If I had to pick a mix of VHS tapes to find in the trash, it would probably look close to this. Niche educational / documentary titles on weird subjects like hypnotherapy and the train system in Siberia. I suspected few of these ever made it to DVD. Which is a recipe for value.
The problem was: There were no covers on any of them.
It didn’t take any genius math to surmise that where there are cover-less VHS tapes, there are covers not far away. Naturally, I found the covers in the recycling dumpster a few feet away. Problem solved.
I keyed a few of the tapes into my phone on the loading dock, and there was some serious value here.
So, better get the car….
First, here’s the video my girlfriend made me film
I really don’t like doing videos. But my girlfriend pulled out her phone and insisted I say a few words from the library loading dock.
Here’s the (mostly redundant) video:
Back at the hotel…
I started the laborious process of looking up each video manually on Amazon. Even with the sleeves, almost none of them had barcodes.
I separated into three piles:
- Worth $7 or more
- Not worth $7 or more OR no Amazon product page, but no one will ever pay money for these
- No Amazon product page but people will possibly pay money for these
Here’s what the “worth money” pile looked like when it was all sorted:
And here were the final stats:
- Total tapes listed and shipped: 51
- Total listing price: $1,329
- Average listing price: $26.05
- Total net payout, eventually, maybe: $902.61
Oh and the average sales rank: 398,982 (not great).
Couple additional notes:

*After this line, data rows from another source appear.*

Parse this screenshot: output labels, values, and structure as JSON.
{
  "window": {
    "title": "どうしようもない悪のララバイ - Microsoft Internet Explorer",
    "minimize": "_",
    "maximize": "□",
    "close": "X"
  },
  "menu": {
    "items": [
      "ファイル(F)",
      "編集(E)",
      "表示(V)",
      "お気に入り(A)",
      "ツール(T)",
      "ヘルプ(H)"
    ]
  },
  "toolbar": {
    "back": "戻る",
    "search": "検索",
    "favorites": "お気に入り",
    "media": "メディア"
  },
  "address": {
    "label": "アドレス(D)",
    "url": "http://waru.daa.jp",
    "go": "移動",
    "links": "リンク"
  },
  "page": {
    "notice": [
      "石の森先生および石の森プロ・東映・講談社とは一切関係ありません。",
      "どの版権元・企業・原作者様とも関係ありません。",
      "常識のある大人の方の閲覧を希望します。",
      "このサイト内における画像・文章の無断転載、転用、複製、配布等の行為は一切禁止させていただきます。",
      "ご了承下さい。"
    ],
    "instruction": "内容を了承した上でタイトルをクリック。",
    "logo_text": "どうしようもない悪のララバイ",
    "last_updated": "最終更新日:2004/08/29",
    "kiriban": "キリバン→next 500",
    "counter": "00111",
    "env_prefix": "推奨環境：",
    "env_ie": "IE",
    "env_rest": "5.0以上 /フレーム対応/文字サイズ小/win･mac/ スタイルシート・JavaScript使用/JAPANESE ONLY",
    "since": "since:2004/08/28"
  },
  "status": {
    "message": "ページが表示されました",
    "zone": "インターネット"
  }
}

- I didn’t factor in a 5-tape set containing raw courtroom footage of a notorious celebrity trial. This footage was not available on the internet, anywhere. As the only person in the universe selling this footage online, I expect a documentary filmmaker or rabid fan will pay a pretty penny for it, one day. I listed it for $499. (And I did not include this one in the above figures).
- I accidentally left a couple-dozen tapes in the hotel room when we left. So the maid scored.
- I still have 50+ VHS tapes with no product pages on Amazon, that my Amazon value-radar tells me will have a small but determined demand. I intend to make product pages for each of them and list at $99 each.
For short notice, a job well done
These just hit the FBA warehouse, so no sales stats to report yet.
With such low-demand items, can I be sure this $250 road trip paid for itself?
No. But pretty good for scrambling for an inventory source at midnight on a Saturday night in a weird town.
Oh, and the “weirdest tape of the score” award goes to this anti-skateboarding 70’s propaganda video (which I’m keeping):